TASK GOAL: Please return every line of the records that contains the word "Firewall".

RECORDS SHOWN:
◇ ◇ ◇

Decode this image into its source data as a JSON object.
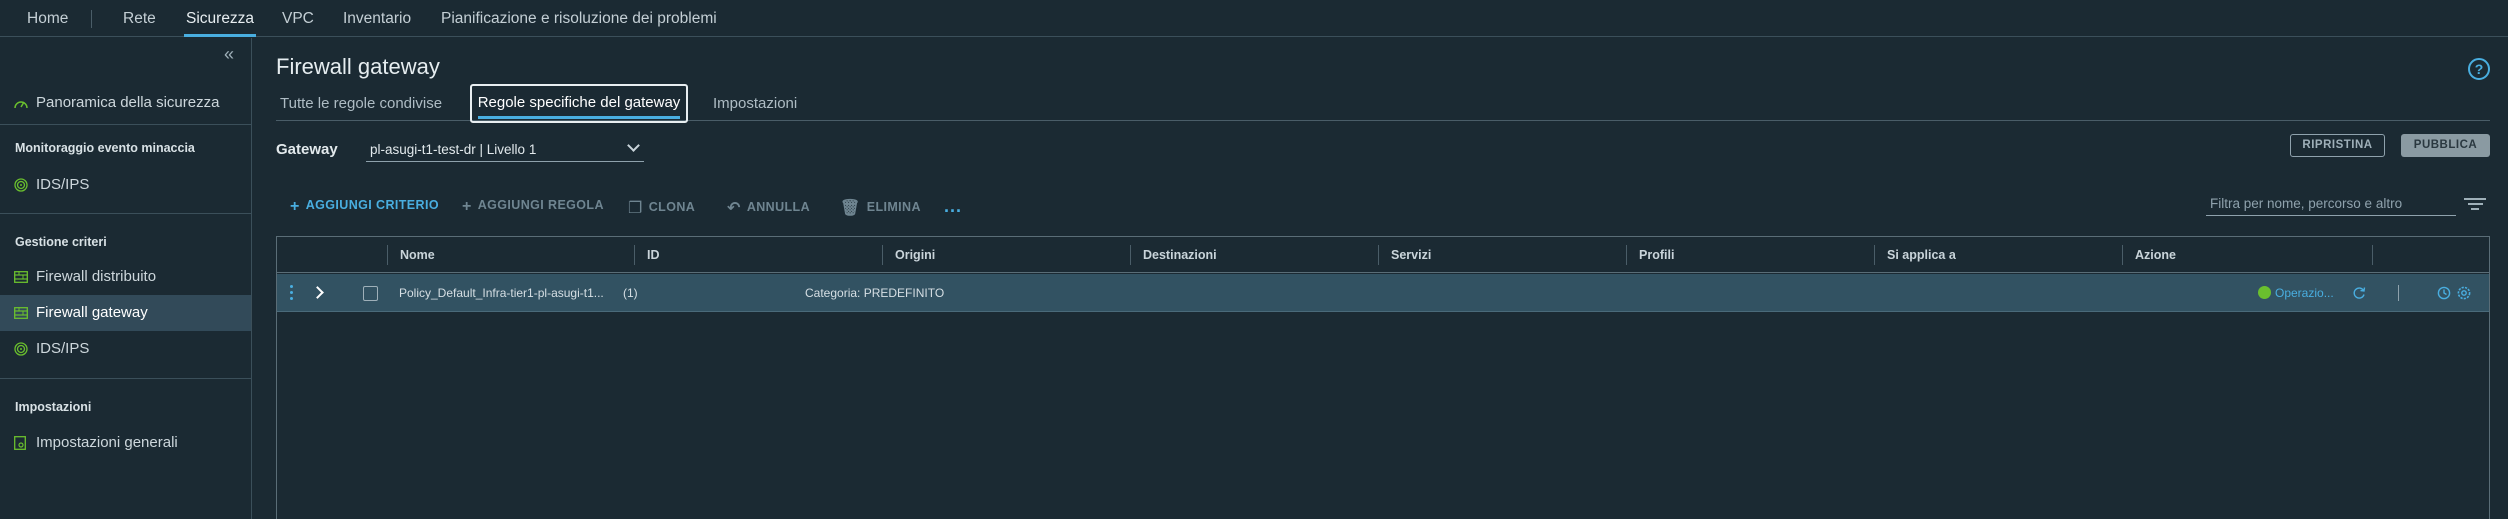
{
  "nav": {
    "home": "Home",
    "items": [
      {
        "label": "Rete"
      },
      {
        "label": "Sicurezza"
      },
      {
        "label": "VPC"
      },
      {
        "label": "Inventario"
      },
      {
        "label": "Pianificazione e risoluzione dei problemi"
      }
    ],
    "active": "Sicurezza"
  },
  "sidebar": {
    "collapse_glyph": "«",
    "overview": "Panoramica della sicurezza",
    "section_threat": "Monitoraggio evento minaccia",
    "ids_ips_1": "IDS/IPS",
    "section_rules": "Gestione criteri",
    "dfw": "Firewall distribuito",
    "gfw": "Firewall gateway",
    "ids_ips_2": "IDS/IPS",
    "section_settings": "Impostazioni",
    "general_settings": "Impostazioni generali"
  },
  "page": {
    "title": "Firewall gateway",
    "help": "?",
    "tabs": [
      {
        "label": "Tutte le regole condivise"
      },
      {
        "label": "Regole specifiche del gateway"
      },
      {
        "label": "Impostazioni"
      }
    ]
  },
  "gateway": {
    "label": "Gateway",
    "value": "pl-asugi-t1-test-dr | Livello 1"
  },
  "actions": {
    "revert": "RIPRISTINA",
    "publish": "PUBBLICA"
  },
  "toolbar": {
    "add_policy": "AGGIUNGI CRITERIO",
    "add_rule": "AGGIUNGI REGOLA",
    "clone": "CLONA",
    "undo": "ANNULLA",
    "delete": "ELIMINA",
    "more": "...",
    "filter_placeholder": "Filtra per nome, percorso e altro"
  },
  "table": {
    "columns": [
      "Nome",
      "ID",
      "Origini",
      "Destinazioni",
      "Servizi",
      "Profili",
      "Si applica a",
      "Azione"
    ],
    "rows": [
      {
        "name": "Policy_Default_Infra-tier1-pl-asugi-t1...",
        "count": "(1)",
        "category": "Categoria: PREDEFINITO",
        "status": "Operazio..."
      }
    ]
  },
  "colors": {
    "accent": "#49aee0",
    "background": "#1b2a33",
    "selected_row": "#325262",
    "success": "#6abf2e"
  }
}
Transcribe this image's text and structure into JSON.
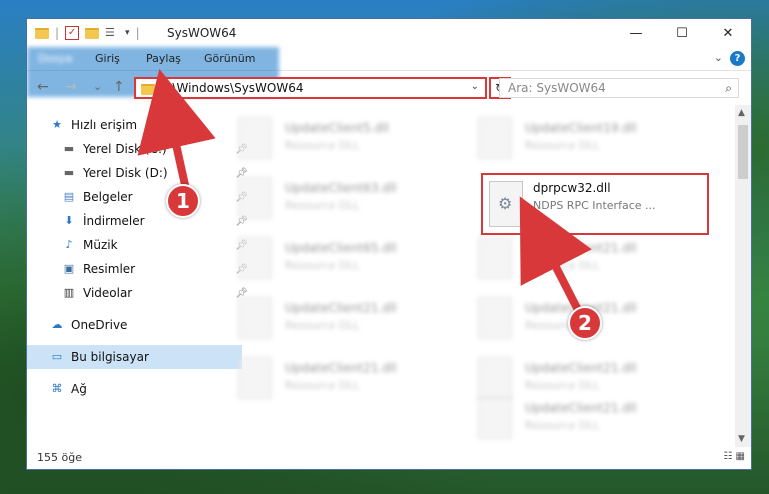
{
  "window": {
    "title": "SysWOW64",
    "controls": {
      "minimize": "—",
      "maximize": "☐",
      "close": "✕"
    }
  },
  "ribbon": {
    "tabs": [
      "Dosya",
      "Giriş",
      "Paylaş",
      "Görünüm"
    ],
    "help": "?"
  },
  "nav": {
    "back": "←",
    "forward": "→",
    "recent": "⌄",
    "up": "↑",
    "address": "C:\\Windows\\SysWOW64",
    "search_placeholder": "Ara: SysWOW64"
  },
  "sidebar": {
    "items": [
      {
        "label": "Hızlı erişim",
        "icon": "star-icon",
        "glyph": "★"
      },
      {
        "label": "Yerel Disk (C:)",
        "icon": "drive-icon",
        "glyph": "▬"
      },
      {
        "label": "Yerel Disk (D:)",
        "icon": "drive-icon",
        "glyph": "▬"
      },
      {
        "label": "Belgeler",
        "icon": "documents-icon",
        "glyph": "▤"
      },
      {
        "label": "İndirmeler",
        "icon": "download-icon",
        "glyph": "⬇"
      },
      {
        "label": "Müzik",
        "icon": "music-icon",
        "glyph": "♪"
      },
      {
        "label": "Resimler",
        "icon": "pictures-icon",
        "glyph": "▣"
      },
      {
        "label": "Videolar",
        "icon": "videos-icon",
        "glyph": "▥"
      },
      {
        "label": "OneDrive",
        "icon": "cloud-icon",
        "glyph": "☁"
      },
      {
        "label": "Bu bilgisayar",
        "icon": "computer-icon",
        "glyph": "▭"
      },
      {
        "label": "Ağ",
        "icon": "network-icon",
        "glyph": "⌘"
      }
    ]
  },
  "files": [
    {
      "name": "UpdateClient5.dll",
      "desc": "Resource DLL"
    },
    {
      "name": "UpdateClient19.dll",
      "desc": "Resource DLL"
    },
    {
      "name": "UpdateClient63.dll",
      "desc": "Resource DLL"
    },
    {
      "name": "UpdateClient65.dll",
      "desc": "Resource DLL"
    },
    {
      "name": "UpdateClient21.dll",
      "desc": "Resource DLL"
    },
    {
      "name": "UpdateClient21.dll",
      "desc": "Resource DLL"
    },
    {
      "name": "UpdateClient21.dll",
      "desc": "Resource DLL"
    },
    {
      "name": "UpdateClient21.dll",
      "desc": "Resource DLL"
    },
    {
      "name": "UpdateClient21.dll",
      "desc": "Resource DLL"
    },
    {
      "name": "UpdateClient21.dll",
      "desc": "Resource DLL"
    }
  ],
  "highlighted_file": {
    "name": "dprpcw32.dll",
    "desc": "NDPS RPC Interface ..."
  },
  "status": {
    "count": "155 öğe"
  },
  "callouts": [
    "1",
    "2"
  ],
  "colors": {
    "accent": "#1979ca",
    "highlight": "#d9383a"
  }
}
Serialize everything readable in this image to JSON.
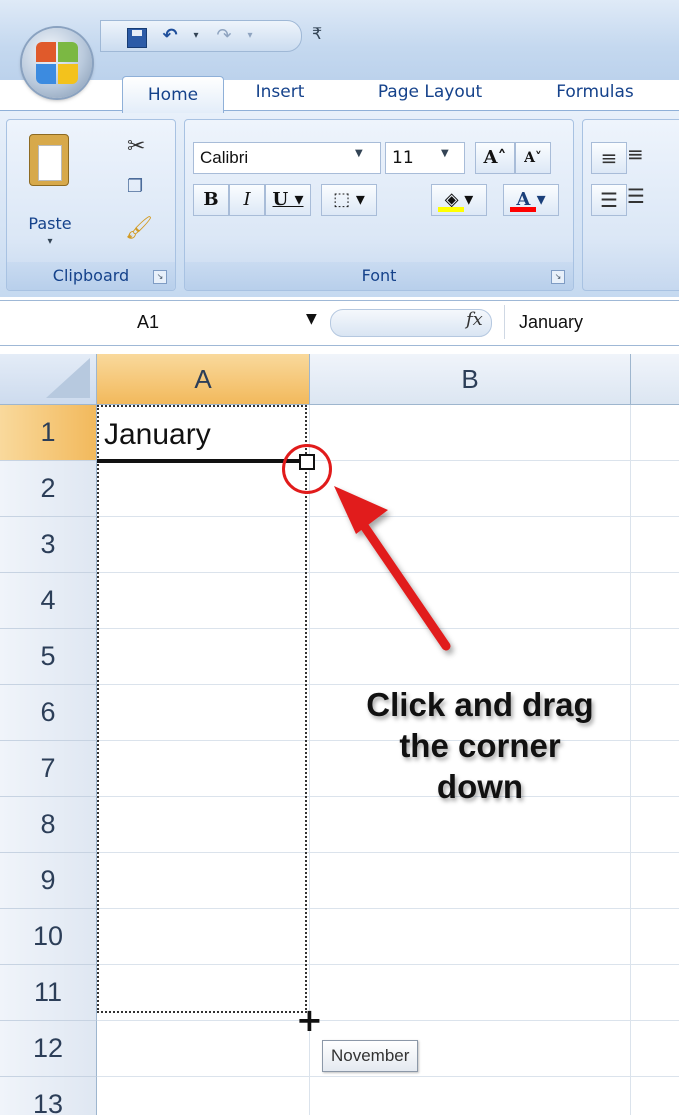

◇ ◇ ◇

TASK OUTPUT:
    "dfw": "Firewall distribuito",
    "gfw": "Firewall gateway",
    "title": "Firewall gateway",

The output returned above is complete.